· The relationships among traditional musical genres and the so-called generic complexes.
· The choreographies and performance styles associated with Caribbean musical and dance folklore; the role of the so-called folkloric groups and ballets in their preservation and dissemination.
· Their economic aspects: commercialization, record market, festivals, show business, the manufacture of instruments, and their relationship with cultural industries.
· Pedagogical experiences in the transmission of knowledge about musical folklore.
· The ties between local musical and dance traditions and regional and national cultures, as well as the relationship with the cultural ecosystems in which they unfold.
· Terminologies, nomenclature, and conceptualizations of the traditional: lectures that assist with the conceptual clarification of meanings, approaches, shades, and relationships among frequently used concepts such as "folkloric," "traditional," "heritage," "legacy," "inheritance," traces," "roots," "Identity," "memory," among others, and that propose new conceptual developments.
The participants in the MIC-V are challenged to cross theoretical boundaries to propose strategies to address musical folklore as a means of cultural identification and citizen education, and for its promotion through educational programs, socio-cultural entertainment, research, and other fields, based on theoretic and methodological criteria.
Finally, the conference will explore the possibilities of national and regional cooperation on the subject.
Guidelines for proposals
Presentations in Spanish, English, and French will be accepted. Other translation needs will be evaluated according to the organizers' ability to provide them.
*Individual Proposals* The conference's central approach is to offer presentations of high conceptual quality; comparative studies (among traditions, nations, or other variables) will take priority, as will those based on fieldwork.
*Panel Proposals* The conference will also accept proposals for panels composed of up to four panelists. The panels should treat similar, related, or complementary issues and should revolve around a common main topic.
Proposals should contain: the general topic of the panel, connections to other presentations, and the proposed panelists. The presentations will be evaluated individually by the Reading Committee to assure that they meet the formal requirements and are of the required quality.

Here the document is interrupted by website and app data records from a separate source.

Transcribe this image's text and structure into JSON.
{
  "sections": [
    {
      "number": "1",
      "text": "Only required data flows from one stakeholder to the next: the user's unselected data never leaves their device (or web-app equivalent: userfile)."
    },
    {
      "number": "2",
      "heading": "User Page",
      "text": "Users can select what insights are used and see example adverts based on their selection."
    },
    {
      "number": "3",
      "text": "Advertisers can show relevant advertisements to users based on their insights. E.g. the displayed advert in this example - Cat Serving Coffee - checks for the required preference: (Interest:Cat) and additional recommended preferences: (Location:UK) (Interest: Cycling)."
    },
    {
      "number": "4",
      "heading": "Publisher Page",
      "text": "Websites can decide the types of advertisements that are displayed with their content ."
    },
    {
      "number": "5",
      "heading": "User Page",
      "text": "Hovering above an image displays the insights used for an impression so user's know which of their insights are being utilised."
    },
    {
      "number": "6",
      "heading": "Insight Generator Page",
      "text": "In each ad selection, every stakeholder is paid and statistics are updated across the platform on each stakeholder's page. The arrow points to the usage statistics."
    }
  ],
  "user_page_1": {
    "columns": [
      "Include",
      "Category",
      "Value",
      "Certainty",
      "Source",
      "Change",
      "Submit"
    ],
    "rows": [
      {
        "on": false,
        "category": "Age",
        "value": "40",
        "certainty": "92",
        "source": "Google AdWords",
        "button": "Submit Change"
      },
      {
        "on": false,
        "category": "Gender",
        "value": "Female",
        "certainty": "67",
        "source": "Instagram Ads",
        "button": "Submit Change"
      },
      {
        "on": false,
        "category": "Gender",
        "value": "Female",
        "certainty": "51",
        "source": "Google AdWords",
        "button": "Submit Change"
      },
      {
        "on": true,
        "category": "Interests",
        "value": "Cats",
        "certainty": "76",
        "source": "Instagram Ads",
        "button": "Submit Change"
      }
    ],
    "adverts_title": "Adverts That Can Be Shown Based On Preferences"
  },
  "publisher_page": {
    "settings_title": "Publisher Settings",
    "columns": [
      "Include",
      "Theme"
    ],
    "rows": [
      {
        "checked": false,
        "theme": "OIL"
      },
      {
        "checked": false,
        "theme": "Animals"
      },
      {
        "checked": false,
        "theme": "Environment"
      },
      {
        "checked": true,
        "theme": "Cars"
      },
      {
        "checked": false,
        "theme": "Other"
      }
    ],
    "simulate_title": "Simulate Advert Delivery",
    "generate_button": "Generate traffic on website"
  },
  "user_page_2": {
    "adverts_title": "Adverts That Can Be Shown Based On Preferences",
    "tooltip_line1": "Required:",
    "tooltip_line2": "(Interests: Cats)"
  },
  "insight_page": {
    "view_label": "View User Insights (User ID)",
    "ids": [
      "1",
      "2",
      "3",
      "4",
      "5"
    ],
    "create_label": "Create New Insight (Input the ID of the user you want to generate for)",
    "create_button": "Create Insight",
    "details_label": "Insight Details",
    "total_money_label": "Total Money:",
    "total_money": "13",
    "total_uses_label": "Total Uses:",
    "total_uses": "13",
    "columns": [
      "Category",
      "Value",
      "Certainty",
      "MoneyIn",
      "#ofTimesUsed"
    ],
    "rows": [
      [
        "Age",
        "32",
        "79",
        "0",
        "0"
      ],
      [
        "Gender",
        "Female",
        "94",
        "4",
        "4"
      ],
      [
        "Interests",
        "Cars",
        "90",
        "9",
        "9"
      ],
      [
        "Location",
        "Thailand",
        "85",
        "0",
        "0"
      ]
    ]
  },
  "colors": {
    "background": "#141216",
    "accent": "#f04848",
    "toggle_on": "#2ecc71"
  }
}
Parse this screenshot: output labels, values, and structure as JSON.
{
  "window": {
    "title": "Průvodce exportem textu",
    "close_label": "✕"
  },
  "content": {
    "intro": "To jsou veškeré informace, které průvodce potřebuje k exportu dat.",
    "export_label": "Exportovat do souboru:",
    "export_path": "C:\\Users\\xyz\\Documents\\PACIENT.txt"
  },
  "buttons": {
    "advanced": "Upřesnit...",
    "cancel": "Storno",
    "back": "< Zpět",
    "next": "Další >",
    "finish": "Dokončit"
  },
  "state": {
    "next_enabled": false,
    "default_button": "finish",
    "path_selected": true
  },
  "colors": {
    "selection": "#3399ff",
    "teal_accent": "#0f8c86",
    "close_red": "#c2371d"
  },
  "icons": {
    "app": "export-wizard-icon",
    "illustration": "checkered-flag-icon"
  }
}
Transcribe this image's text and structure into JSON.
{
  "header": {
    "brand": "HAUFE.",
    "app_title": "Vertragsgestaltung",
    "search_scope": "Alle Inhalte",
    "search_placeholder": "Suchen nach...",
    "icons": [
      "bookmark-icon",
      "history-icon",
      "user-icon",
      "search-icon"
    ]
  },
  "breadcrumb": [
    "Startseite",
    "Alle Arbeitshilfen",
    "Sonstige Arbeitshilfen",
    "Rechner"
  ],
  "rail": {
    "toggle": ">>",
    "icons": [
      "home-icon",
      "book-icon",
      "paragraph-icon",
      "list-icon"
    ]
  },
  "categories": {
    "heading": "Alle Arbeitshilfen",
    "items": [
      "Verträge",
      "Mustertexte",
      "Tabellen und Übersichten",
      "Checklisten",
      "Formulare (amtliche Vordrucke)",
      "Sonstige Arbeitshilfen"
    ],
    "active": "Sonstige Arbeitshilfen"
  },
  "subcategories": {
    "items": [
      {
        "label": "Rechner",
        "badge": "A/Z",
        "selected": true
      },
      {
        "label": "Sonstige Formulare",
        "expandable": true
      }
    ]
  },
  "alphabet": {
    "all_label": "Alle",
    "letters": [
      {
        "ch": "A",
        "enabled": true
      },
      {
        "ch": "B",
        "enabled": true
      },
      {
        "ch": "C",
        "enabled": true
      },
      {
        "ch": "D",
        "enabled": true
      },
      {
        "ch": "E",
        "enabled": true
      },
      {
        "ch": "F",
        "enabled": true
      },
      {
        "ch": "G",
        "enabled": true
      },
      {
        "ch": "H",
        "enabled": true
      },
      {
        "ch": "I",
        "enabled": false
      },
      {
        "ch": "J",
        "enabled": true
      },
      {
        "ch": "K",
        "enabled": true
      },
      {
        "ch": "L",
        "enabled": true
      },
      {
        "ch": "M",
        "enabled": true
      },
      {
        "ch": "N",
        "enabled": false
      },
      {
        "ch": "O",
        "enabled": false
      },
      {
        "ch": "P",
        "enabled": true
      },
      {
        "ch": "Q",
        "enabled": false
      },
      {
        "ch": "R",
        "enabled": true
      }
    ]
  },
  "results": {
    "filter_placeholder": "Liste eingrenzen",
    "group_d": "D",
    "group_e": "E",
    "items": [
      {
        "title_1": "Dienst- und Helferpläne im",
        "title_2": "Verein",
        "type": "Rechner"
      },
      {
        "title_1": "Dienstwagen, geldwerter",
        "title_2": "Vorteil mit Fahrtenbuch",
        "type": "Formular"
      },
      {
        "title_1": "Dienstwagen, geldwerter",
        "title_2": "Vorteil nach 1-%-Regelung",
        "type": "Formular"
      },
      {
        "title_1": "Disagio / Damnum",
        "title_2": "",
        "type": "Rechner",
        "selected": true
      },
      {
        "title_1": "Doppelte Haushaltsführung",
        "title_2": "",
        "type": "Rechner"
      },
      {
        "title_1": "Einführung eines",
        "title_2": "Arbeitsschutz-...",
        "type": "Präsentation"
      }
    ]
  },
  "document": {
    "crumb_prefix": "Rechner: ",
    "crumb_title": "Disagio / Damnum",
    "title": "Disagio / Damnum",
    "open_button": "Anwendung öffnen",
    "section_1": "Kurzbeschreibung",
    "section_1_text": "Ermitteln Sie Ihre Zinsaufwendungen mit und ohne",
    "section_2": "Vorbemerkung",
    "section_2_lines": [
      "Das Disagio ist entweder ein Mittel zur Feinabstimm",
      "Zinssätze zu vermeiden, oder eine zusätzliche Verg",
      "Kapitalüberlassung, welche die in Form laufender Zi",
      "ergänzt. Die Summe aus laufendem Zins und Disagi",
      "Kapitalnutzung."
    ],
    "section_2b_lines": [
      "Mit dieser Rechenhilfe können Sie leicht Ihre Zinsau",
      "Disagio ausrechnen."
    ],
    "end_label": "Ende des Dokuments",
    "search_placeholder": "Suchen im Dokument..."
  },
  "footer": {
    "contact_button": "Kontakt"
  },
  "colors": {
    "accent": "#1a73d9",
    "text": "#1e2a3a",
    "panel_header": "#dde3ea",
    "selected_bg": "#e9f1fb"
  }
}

The deadline for proposals is December 15, 2012. Proposals shall only be accepted by email at email@example.com. Proposals should include: 1) The presenter's personal and professional contact information, institutional affiliation, and a brief resume of no more than 100 words that includes research, presentations, and publications related to the topic; 2) the title and a 200 word summary of the presentation, including a brief bibliography. Acknowledgment of receipt will be sent by email, and the final decision will be sent by email no later than December 30, 2012.
*Submission of Final Papers* The final papers shall be submitted in Microsoft Word or a compatible format and will include a bibliography and other references. The final document and confirmation of conference
attendance shall be sent by email to firstname.lastname@example.org no later than March 5, 2013.
The Organizing Committee will evaluate the submitted proposals based on their theoretical and methodological contributions, and it reserves the right to publish those that it considers most relevant to the understanding of the Conference topic. Those presenters whose proposals are selected will be provided with regulations for submission of their texts for publication. Those papers published will be edited for form and style.